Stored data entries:
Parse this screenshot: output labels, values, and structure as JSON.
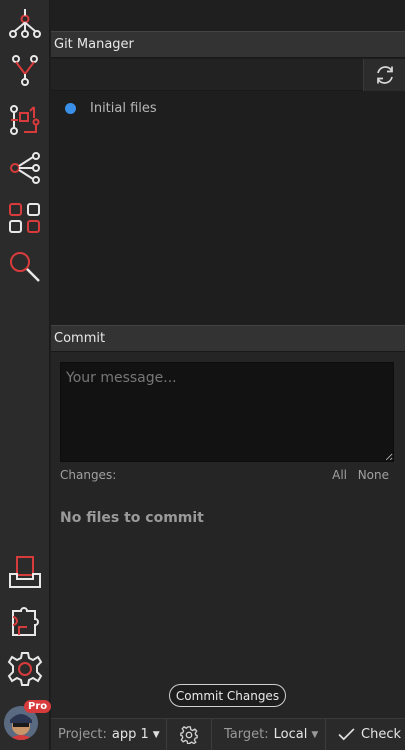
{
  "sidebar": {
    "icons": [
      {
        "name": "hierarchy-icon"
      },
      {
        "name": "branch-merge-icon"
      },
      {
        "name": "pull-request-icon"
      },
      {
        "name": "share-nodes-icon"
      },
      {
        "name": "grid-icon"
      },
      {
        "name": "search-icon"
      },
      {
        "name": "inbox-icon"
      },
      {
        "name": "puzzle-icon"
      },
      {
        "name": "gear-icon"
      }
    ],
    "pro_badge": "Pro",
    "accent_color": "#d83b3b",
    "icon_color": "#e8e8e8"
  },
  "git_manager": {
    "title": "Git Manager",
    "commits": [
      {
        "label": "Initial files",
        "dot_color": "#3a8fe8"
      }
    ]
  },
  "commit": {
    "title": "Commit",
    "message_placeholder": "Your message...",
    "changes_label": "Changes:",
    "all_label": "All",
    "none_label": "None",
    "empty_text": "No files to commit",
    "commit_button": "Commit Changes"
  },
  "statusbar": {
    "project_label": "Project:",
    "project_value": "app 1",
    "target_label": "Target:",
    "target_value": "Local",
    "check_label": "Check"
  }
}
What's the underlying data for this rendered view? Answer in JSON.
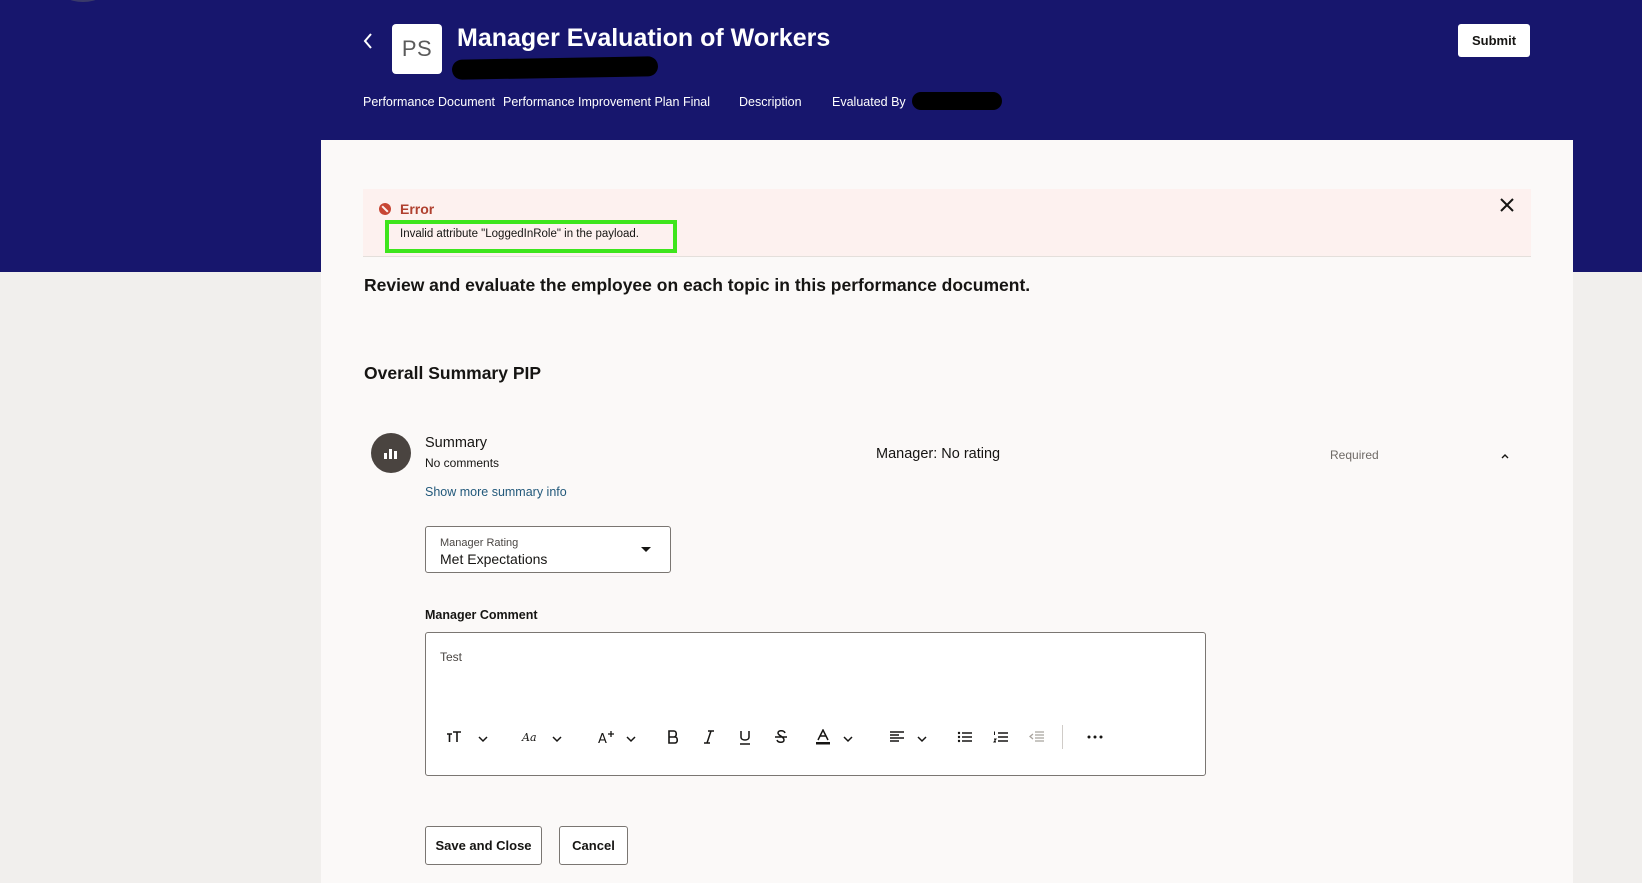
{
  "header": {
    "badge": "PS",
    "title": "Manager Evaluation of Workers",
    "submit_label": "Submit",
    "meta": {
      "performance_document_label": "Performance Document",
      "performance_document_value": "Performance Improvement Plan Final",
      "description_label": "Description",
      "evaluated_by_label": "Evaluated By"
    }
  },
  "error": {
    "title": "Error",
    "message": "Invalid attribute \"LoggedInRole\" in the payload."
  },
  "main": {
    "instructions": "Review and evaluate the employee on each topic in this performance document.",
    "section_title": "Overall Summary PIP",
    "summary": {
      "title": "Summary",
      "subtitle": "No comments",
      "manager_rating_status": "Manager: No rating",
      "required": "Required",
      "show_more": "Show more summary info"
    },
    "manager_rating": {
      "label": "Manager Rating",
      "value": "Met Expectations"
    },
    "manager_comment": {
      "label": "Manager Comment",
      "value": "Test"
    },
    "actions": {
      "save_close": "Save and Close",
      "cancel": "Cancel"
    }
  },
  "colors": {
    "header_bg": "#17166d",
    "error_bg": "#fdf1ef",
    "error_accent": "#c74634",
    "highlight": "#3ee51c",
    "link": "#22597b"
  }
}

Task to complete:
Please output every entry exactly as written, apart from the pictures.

Exercise answer:
Parse this screenshot: output labels, values, and structure as JSON.
{
  "sidebar": {
    "icons": [
      {
        "name": "hierarchy-icon"
      },
      {
        "name": "branch-merge-icon"
      },
      {
        "name": "pull-request-icon"
      },
      {
        "name": "share-nodes-icon"
      },
      {
        "name": "grid-icon"
      },
      {
        "name": "search-icon"
      },
      {
        "name": "inbox-icon"
      },
      {
        "name": "puzzle-icon"
      },
      {
        "name": "gear-icon"
      }
    ],
    "pro_badge": "Pro",
    "accent_color": "#d83b3b",
    "icon_color": "#e8e8e8"
  },
  "git_manager": {
    "title": "Git Manager",
    "commits": [
      {
        "label": "Initial files",
        "dot_color": "#3a8fe8"
      }
    ]
  },
  "commit": {
    "title": "Commit",
    "message_placeholder": "Your message...",
    "changes_label": "Changes:",
    "all_label": "All",
    "none_label": "None",
    "empty_text": "No files to commit",
    "commit_button": "Commit Changes"
  },
  "statusbar": {
    "project_label": "Project:",
    "project_value": "app 1",
    "target_label": "Target:",
    "target_value": "Local",
    "check_label": "Check"
  }
}
What's the underlying data for this rendered view? Answer in JSON.
{
  "header": {
    "badge": "PS",
    "title": "Manager Evaluation of Workers",
    "submit_label": "Submit",
    "meta": {
      "performance_document_label": "Performance Document",
      "performance_document_value": "Performance Improvement Plan Final",
      "description_label": "Description",
      "evaluated_by_label": "Evaluated By"
    }
  },
  "error": {
    "title": "Error",
    "message": "Invalid attribute \"LoggedInRole\" in the payload."
  },
  "main": {
    "instructions": "Review and evaluate the employee on each topic in this performance document.",
    "section_title": "Overall Summary PIP",
    "summary": {
      "title": "Summary",
      "subtitle": "No comments",
      "manager_rating_status": "Manager: No rating",
      "required": "Required",
      "show_more": "Show more summary info"
    },
    "manager_rating": {
      "label": "Manager Rating",
      "value": "Met Expectations"
    },
    "manager_comment": {
      "label": "Manager Comment",
      "value": "Test"
    },
    "actions": {
      "save_close": "Save and Close",
      "cancel": "Cancel"
    }
  },
  "colors": {
    "header_bg": "#17166d",
    "error_bg": "#fdf1ef",
    "error_accent": "#c74634",
    "highlight": "#3ee51c",
    "link": "#22597b"
  }
}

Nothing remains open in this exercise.